┌────────

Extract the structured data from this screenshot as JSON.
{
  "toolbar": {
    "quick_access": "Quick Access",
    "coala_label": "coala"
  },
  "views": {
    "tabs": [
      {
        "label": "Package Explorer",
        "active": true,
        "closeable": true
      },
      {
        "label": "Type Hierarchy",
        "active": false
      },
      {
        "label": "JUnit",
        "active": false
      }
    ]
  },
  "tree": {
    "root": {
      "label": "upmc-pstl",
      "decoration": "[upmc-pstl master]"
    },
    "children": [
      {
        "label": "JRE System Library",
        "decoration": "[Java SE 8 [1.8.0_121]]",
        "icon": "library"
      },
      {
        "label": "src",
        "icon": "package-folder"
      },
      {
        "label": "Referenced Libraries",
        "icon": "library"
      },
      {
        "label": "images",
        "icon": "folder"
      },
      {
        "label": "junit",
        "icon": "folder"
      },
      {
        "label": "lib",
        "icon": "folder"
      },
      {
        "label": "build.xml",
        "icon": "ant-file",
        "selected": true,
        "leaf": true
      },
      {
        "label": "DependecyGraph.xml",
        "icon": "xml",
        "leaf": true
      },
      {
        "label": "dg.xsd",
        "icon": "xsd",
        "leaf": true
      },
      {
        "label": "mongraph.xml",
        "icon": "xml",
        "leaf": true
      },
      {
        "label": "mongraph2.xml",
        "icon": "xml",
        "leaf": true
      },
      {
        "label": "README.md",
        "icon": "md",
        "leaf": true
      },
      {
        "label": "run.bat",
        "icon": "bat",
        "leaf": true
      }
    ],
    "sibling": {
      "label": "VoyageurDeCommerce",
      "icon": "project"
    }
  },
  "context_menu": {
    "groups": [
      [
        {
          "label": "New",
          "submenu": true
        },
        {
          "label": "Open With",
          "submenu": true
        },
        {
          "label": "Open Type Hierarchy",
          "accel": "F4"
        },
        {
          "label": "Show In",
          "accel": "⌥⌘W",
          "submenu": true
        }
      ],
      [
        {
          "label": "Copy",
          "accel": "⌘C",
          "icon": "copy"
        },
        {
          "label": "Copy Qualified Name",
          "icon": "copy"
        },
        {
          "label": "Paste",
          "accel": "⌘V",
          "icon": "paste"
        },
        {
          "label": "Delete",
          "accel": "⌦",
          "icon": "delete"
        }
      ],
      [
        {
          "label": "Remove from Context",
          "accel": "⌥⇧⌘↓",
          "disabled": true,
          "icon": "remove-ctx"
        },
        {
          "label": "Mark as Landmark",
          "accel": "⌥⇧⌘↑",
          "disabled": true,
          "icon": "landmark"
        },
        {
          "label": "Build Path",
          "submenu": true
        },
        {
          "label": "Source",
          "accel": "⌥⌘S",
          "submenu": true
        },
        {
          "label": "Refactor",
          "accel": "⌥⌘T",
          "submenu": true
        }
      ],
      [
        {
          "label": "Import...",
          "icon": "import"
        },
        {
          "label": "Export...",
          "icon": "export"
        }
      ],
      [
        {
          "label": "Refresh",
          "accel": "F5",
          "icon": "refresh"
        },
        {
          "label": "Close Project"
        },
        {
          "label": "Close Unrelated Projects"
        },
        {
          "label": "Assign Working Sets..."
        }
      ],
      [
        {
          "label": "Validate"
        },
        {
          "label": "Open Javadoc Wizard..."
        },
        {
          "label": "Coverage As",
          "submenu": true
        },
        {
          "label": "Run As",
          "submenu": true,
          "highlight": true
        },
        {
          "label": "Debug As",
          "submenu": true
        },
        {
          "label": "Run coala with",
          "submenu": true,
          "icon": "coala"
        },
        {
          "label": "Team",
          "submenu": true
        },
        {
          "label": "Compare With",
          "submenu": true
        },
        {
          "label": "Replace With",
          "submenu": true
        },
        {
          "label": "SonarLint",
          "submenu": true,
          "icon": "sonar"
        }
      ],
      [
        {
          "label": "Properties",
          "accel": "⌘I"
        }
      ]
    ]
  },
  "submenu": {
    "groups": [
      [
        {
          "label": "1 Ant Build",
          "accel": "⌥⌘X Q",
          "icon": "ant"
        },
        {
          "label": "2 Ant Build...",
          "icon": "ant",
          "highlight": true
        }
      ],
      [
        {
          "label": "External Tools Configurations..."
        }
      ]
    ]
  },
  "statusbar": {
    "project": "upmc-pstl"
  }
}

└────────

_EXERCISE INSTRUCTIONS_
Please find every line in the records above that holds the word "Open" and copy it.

_EXPECTED ANSWER_
          "label": "Open With",
          "label": "Open Type Hierarchy",
          "label": "Open Javadoc Wizard..."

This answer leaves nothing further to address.